Show all lines from the records below in which the string "color" is present.

Dataset extract Block Start

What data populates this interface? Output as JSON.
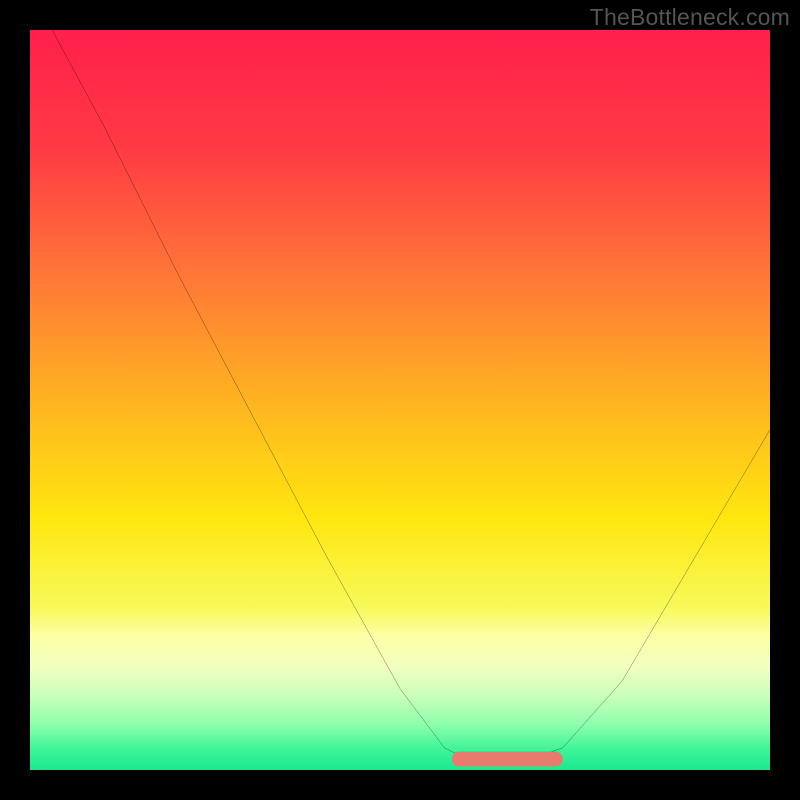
{
  "watermark": "TheBottleneck.com",
  "chart_data": {
    "type": "line",
    "title": "",
    "xlabel": "",
    "ylabel": "",
    "xlim": [
      0,
      100
    ],
    "ylim": [
      0,
      100
    ],
    "grid": false,
    "legend": false,
    "series": [
      {
        "name": "bottleneck-curve",
        "x": [
          3,
          10,
          20,
          30,
          40,
          50,
          56,
          60,
          66,
          72,
          80,
          90,
          100
        ],
        "y_pct_from_top": [
          0,
          13,
          33,
          52,
          71,
          89,
          97,
          99,
          99,
          97,
          88,
          71,
          54
        ],
        "stroke": "#000000",
        "stroke_width": 2
      }
    ],
    "annotations": [
      {
        "name": "min-plateau",
        "shape": "rounded-bar",
        "x_start": 57,
        "x_end": 72,
        "y_pct_from_top": 98.5,
        "height_pct": 2,
        "fill": "#e97a6e"
      }
    ],
    "background_gradient": {
      "stops": [
        {
          "offset": 0.0,
          "color": "#ff1f4b"
        },
        {
          "offset": 0.16,
          "color": "#ff3a44"
        },
        {
          "offset": 0.34,
          "color": "#ff7a36"
        },
        {
          "offset": 0.5,
          "color": "#ffb321"
        },
        {
          "offset": 0.66,
          "color": "#ffe70f"
        },
        {
          "offset": 0.78,
          "color": "#f7f95a"
        },
        {
          "offset": 0.82,
          "color": "#fdffa8"
        },
        {
          "offset": 0.86,
          "color": "#f2ffbf"
        },
        {
          "offset": 0.9,
          "color": "#c9ffba"
        },
        {
          "offset": 0.94,
          "color": "#8affab"
        },
        {
          "offset": 0.97,
          "color": "#42f59a"
        },
        {
          "offset": 1.0,
          "color": "#19e98f"
        }
      ]
    }
  }
}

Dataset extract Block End

▸ **Result below**:
          "color": "#ff1f4b"
          "color": "#ff3a44"
          "color": "#ff7a36"
          "color": "#ffb321"
          "color": "#ffe70f"
          "color": "#f7f95a"
          "color": "#fdffa8"
          "color": "#f2ffbf"
          "color": "#c9ffba"
          "color": "#8affab"
          "color": "#42f59a"
          "color": "#19e98f"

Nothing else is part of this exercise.